Thanks for the encouragement. I benifited from this web site. Now I am contributing back to the community.

It seems that I could not edit my original post (with graphs and formula). I’d like to add some points and answer some questions in the original post. Can you enable me do so?



Hi,As the news said: PSLE


As the news said: PSLE papers tweaked to better test understanding. Easier papers will make everyone get higher raw scores, so the averages are higher. But the difference of the pupils academic capabilities won’t change much regardless of difficulty levels – that’s why the deviation won’t change much.

I didn’t say the deviation is constant when the difficulty levels varies. In my example of t-score formula, I fixed the deviation to 15, changed the averages to demostrate what is the impact to the t-score even the raw score is full mark 100. Fix one variable, and see the other variable’s impact.


Hope it helps.



Hi, It's all based on public

Hi, It’s all based on public information and mathematical simulation.




Gosh! I wonder where you get so much information!


Excellent analysis, thanks

Excellent analysis, thanks for the insights!

PSLE Results Analysis

Dear clever P6 boy’s father.

Can you comment based on your analysis the predicted COP for top 10% ? This insight can shed some possibilities for selection of IP. Especially boderline t scores that hovers around 245-249.


The explaination of tscores

The explaination of tscores and distribution curve is very helpful. Based on this analysis, can anyone project the top 10% COP?

This woild be useful in the decision for IP school choice selection. This year’s results throws a whack in grasping this challenging guessing game.

Any thoughts will be gladly received.

Thank you xiaofanz for your

Thank you xiaofanz for your very useful analysis. Can you explain why the deviation remains constant when the difficulty level changes? I expect the deviation to be smaller in an easier paper. 


WOW indeed!! Thanks!


Now, this is what I call ANALYSIS!  Fantastic research work.

Good analysis. But how can i
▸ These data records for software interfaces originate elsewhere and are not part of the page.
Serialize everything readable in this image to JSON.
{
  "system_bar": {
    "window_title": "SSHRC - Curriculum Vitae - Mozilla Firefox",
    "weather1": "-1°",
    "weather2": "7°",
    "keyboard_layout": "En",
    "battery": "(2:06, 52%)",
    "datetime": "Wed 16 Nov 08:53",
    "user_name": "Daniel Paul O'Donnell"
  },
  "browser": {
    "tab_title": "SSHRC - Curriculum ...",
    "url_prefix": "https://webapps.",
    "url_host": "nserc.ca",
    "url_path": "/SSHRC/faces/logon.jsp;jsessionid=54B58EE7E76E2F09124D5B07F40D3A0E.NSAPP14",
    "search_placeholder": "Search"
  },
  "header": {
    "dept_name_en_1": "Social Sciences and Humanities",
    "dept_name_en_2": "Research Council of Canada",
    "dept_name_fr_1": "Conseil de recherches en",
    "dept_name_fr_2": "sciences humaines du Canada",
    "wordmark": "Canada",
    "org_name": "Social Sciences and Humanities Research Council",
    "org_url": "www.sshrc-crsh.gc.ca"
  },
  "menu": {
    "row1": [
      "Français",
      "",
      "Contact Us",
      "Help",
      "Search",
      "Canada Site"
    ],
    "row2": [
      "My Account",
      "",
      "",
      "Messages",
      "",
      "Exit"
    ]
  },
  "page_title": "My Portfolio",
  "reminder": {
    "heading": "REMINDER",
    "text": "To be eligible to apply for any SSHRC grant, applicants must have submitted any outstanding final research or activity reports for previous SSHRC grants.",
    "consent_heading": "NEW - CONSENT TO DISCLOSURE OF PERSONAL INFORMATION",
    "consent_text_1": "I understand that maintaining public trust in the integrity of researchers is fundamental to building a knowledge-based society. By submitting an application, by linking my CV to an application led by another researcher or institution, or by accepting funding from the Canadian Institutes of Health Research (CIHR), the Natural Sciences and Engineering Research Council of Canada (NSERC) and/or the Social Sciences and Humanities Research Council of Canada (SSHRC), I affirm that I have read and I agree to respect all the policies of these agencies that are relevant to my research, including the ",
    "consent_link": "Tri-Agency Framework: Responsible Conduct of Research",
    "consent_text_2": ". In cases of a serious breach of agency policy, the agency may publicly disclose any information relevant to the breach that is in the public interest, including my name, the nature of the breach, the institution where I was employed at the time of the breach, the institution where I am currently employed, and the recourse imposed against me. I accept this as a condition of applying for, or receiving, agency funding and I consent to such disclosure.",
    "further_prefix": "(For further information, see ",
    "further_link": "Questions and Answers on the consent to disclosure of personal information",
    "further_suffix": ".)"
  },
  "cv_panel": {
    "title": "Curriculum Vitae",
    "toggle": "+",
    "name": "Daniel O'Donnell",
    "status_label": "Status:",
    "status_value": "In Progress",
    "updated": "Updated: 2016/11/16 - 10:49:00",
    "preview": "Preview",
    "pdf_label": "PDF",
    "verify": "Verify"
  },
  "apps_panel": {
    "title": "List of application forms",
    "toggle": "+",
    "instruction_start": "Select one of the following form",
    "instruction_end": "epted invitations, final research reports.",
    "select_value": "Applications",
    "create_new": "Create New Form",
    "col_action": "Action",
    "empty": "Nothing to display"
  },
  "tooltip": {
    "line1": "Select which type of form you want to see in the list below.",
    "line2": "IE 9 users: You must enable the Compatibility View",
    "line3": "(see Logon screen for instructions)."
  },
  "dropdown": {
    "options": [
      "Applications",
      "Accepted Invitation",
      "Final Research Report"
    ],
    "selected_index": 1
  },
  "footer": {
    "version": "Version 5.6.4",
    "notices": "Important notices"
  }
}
Good analysis. But how can i understand it to relate to school selection? Can you please elaborate?

PSLE 2013 - Results Analysis

Editor’s Note:

Original contents of comment have been copied into the blog article above.